His first time at bat was a memorable experience – instead of the anticipated crack of the bat against the ball, he was hit square between the eyes and his glasses broke in half. Even that couldn’t put him on the bench – someone taped his glasses back together and the next time he went to bat, he ended up scoring a run.

Dennis Fedor

About three years ago, Walthour returned to NOL when his daughters were old enough to play softball. A few months ago, he took on the role of player agent for the softball divisions.

“It’s definitely a generational league,” he said. “There are several people I went to high school with that are parents out there, and a lot of people I know in the community are volunteers or on the board.”

In the early 2000s Steve Moore began coaching the first of his four children at NOL, and he continued to coach through last summer, when his youngest child aged out of the league. He coached over 20 teams, served on the board and the executive committee and was president of the league in 2011.

He was there to witness the fire that consumed the concession stand, boardroom building and press box, burning all the memorabilia. Although he doesn’t recall the exact date, he remembers getting the phone call about the fire. He worked nearby and was able to be there within a matter of minutes. Firefighters put out the blaze, caused by faulty wiring, but the building was in ruins. 

Perry Walthour at bat

“It was in the off season, but the season was coming up. The NOL community and NOL alums quickly rallied together, and in a matter of probably two or three months had the place rebuilt better than before. It was operational by the spring season” he said. “It was a labor of love where everyone came together to rebuild, and I have no doubt that if something like that were to happen again, they would do the same thing – that’s the way the community feels about NOL.”

Since NOL first began, it has expanded from one field to multiple fields, and numerous improvements have been made recently.

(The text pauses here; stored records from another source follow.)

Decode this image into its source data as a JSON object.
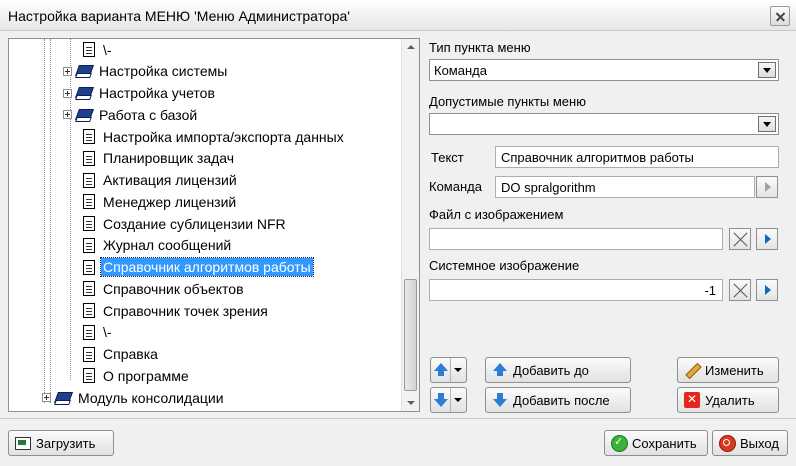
{
  "window": {
    "title": "Настройка варианта МЕНЮ 'Меню Администратора'"
  },
  "tree": {
    "items": [
      {
        "label": "\\-",
        "icon": "document-icon",
        "expandable": false
      },
      {
        "label": "Настройка системы",
        "icon": "book-icon",
        "expandable": true
      },
      {
        "label": "Настройка учетов",
        "icon": "book-icon",
        "expandable": true
      },
      {
        "label": "Работа с базой",
        "icon": "book-icon",
        "expandable": true
      },
      {
        "label": "Настройка импорта/экспорта данных",
        "icon": "document-icon",
        "expandable": false
      },
      {
        "label": "Планировщик задач",
        "icon": "document-icon",
        "expandable": false
      },
      {
        "label": "Активация лицензий",
        "icon": "document-icon",
        "expandable": false
      },
      {
        "label": "Менеджер лицензий",
        "icon": "document-icon",
        "expandable": false
      },
      {
        "label": "Создание сублицензии NFR",
        "icon": "document-icon",
        "expandable": false
      },
      {
        "label": "Журнал сообщений",
        "icon": "document-icon",
        "expandable": false
      },
      {
        "label": "Справочник алгоритмов работы",
        "icon": "document-icon",
        "expandable": false,
        "selected": true
      },
      {
        "label": "Справочник объектов",
        "icon": "document-icon",
        "expandable": false
      },
      {
        "label": "Справочник точек зрения",
        "icon": "document-icon",
        "expandable": false
      },
      {
        "label": "\\-",
        "icon": "document-icon",
        "expandable": false
      },
      {
        "label": "Справка",
        "icon": "document-icon",
        "expandable": false
      },
      {
        "label": "О программе",
        "icon": "document-icon",
        "expandable": false
      },
      {
        "label": "Модуль консолидации",
        "icon": "book-icon",
        "expandable": true
      }
    ]
  },
  "form": {
    "menu_item_type_label": "Тип пункта меню",
    "menu_item_type_value": "Команда",
    "allowed_items_label": "Допустимые пункты меню",
    "allowed_items_value": "",
    "text_label": "Текст",
    "text_value": "Справочник алгоритмов работы",
    "command_label": "Команда",
    "command_value": "DO spralgorithm",
    "image_file_label": "Файл с изображением",
    "image_file_value": "",
    "system_image_label": "Системное изображение",
    "system_image_value": "-1"
  },
  "buttons": {
    "add_before": "Добавить до",
    "add_after": "Добавить после",
    "edit": "Изменить",
    "delete": "Удалить",
    "load": "Загрузить",
    "save": "Сохранить",
    "exit": "Выход"
  }
}
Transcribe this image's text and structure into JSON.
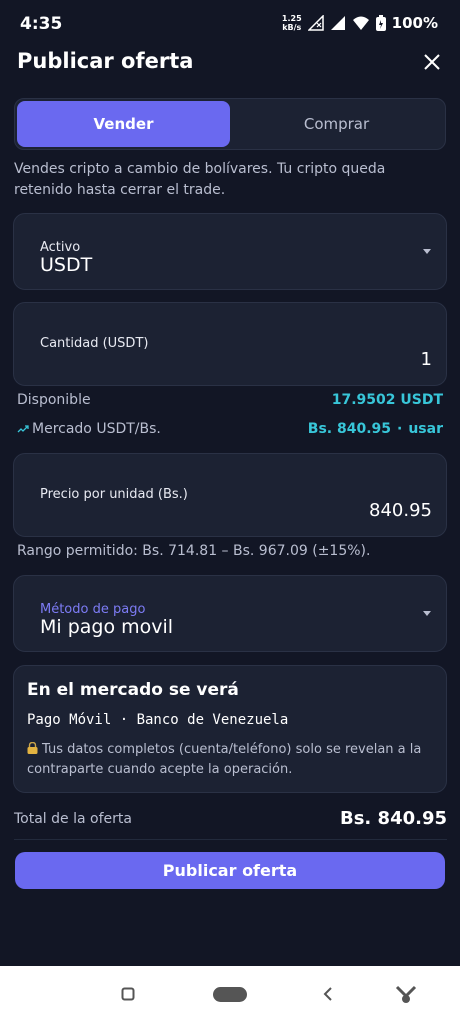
{
  "status": {
    "time": "4:35",
    "net_speed_value": "1.25",
    "net_speed_unit": "kB/s",
    "battery": "100%"
  },
  "header": {
    "title": "Publicar oferta"
  },
  "tabs": [
    {
      "label": "Vender",
      "active": true
    },
    {
      "label": "Comprar",
      "active": false
    }
  ],
  "helper_text": "Vendes cripto a cambio de bolívares. Tu cripto queda retenido hasta cerrar el trade.",
  "asset": {
    "label": "Activo",
    "value": "USDT"
  },
  "amount": {
    "label": "Cantidad (USDT)",
    "value": "1"
  },
  "available": {
    "label": "Disponible",
    "value": "17.9502 USDT"
  },
  "market": {
    "label": "Mercado USDT/Bs.",
    "value": "Bs. 840.95",
    "separator": "·",
    "action": "usar"
  },
  "price": {
    "label": "Precio por unidad (Bs.)",
    "value": "840.95"
  },
  "range_text": "Rango permitido: Bs. 714.81 – Bs. 967.09 (±15%).",
  "payment": {
    "label": "Método de pago",
    "value": "Mi pago movil"
  },
  "market_preview": {
    "title": "En el mercado se verá",
    "method": "Pago Móvil · Banco de Venezuela",
    "note": "Tus datos completos (cuenta/teléfono) solo se revelan a la contraparte cuando acepte la operación."
  },
  "total": {
    "label": "Total de la oferta",
    "value": "Bs. 840.95"
  },
  "publish_button": "Publicar oferta",
  "colors": {
    "background": "#121625",
    "card": "#1c2233",
    "accent": "#6a69f0",
    "cyan": "#38c6d9"
  }
}
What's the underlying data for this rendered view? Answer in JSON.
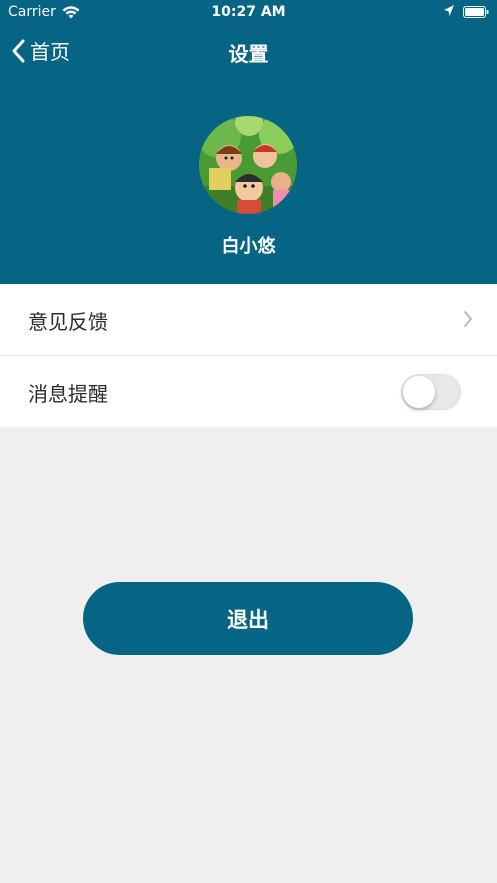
{
  "status_bar": {
    "carrier": "Carrier",
    "time": "10:27 AM",
    "icons": [
      "wifi-icon",
      "location-arrow-icon",
      "battery-icon"
    ]
  },
  "nav": {
    "back_label": "首页",
    "back_icon": "chevron-left-icon",
    "title": "设置"
  },
  "profile": {
    "avatar_icon": "avatar-illustration",
    "username": "白小悠"
  },
  "settings": {
    "items": [
      {
        "label": "意见反馈",
        "accessory": "chevron-right-icon"
      },
      {
        "label": "消息提醒",
        "accessory": "toggle-switch",
        "enabled": false
      }
    ]
  },
  "actions": {
    "logout_label": "退出"
  },
  "colors": {
    "primary": "#066585",
    "background": "#efefef",
    "card": "#ffffff",
    "text": "#2b2b2b"
  }
}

At present, the NOL league has 329 registered players and 29 teams, but the goal is to expand to 400 players and about 40 teams, according to Patrick Barnett, league president.

Coca-Cola team 1979-80 with Coaches Doug Milne and Russell Walthour
Coca-Cola team 1979-80 with Coaches Doug Milne and Russell Walthour

“I feel like we are going through a transformation to bring a fun experience with enhanced facilities to the park,” said Barnett. “During the past 14 months, we put over $30,000 in private funds back into the facility. We have new scoreboards, new storage sheds, new equipment and new signage all throughout the park. We have upgraded the restrooms and the concessions as well.”

When the NOL opens its 59th season on March 2, a mix of the new and the old will be evident. Improvements to the physical facility will be much appreciated, but it’s the community spirit of NOL, pitched from one generation to the next, that makes the league strong.   

“It’s people you see at school, church, in the park and at the grocery store,” said Barnett. “It’s more of a family experience – you know everybody. It’s a tight-knit group for everyone there.” 

By Kandace Lankford
Resident Community News

1 Star2 Stars3 Stars4 Stars5 Stars (No Ratings Yet)
Loading...

You must be logged in to post a comment Login